distress, to express celebration or victory, or to express resolute
determination or defiance.
Upon completion of the services, people greet each other with the
blessings of Eid: ‘Eid Mubarak’. Thereafter, Muslims often visit the
homes of relatives and friends, partaking in delicious feasts customary
to their native cultures and often exchanging gifts, and many eagerly
anticipate the return of those friends and relatives who have made the
journey for Haj.
Christianity, Judaism, and Islam- all trace their roots back to
Prophet Ibrahim known as Abraham who is thus known as the father of the
three monotheistic religions. Islam relates that Ibrahim had two wives,
Sarah and Hajar, each of whom bore a son, Ishaq and Ismail. Although
Hajar was initially Sarah’s maid, according to Islam, Hajar later
married Prophet Ibrahim and bore him a son, Ismail.
The lineage of Prophet Muhammad is traced to Ismail, whereas
Christianity and Judaism trace their roots back to Prophet Ishaq, the
son of Sarah. The sacrifice by Ibrahim is of importance in all three
monotheistic religions, although it is not commemorated by Jews and
Christians in the same manner as in Islam.
Christianity and Judaism, however, maintain that Ishaq, rather than
Ismail, was the promised son whom Allah had ordered to be sacrificed.
The sacrifice of the son of Prophet Ibrahim has historical
significance.

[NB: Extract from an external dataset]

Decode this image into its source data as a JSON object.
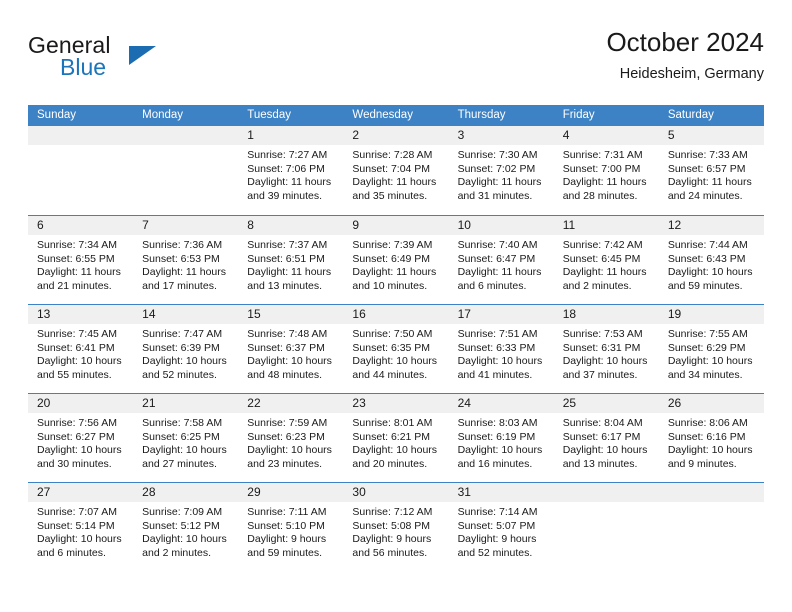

Muslims celebrate the event through the festivities of
Eid-ul-Adha as customary to their native cultures.
Eid-ul-Adha is a time of remembrance of the trials of Prophet Ibrahim,
a time to celebrate the end of Haj, and a time that men, women, and
children of all ages greatly anticipate.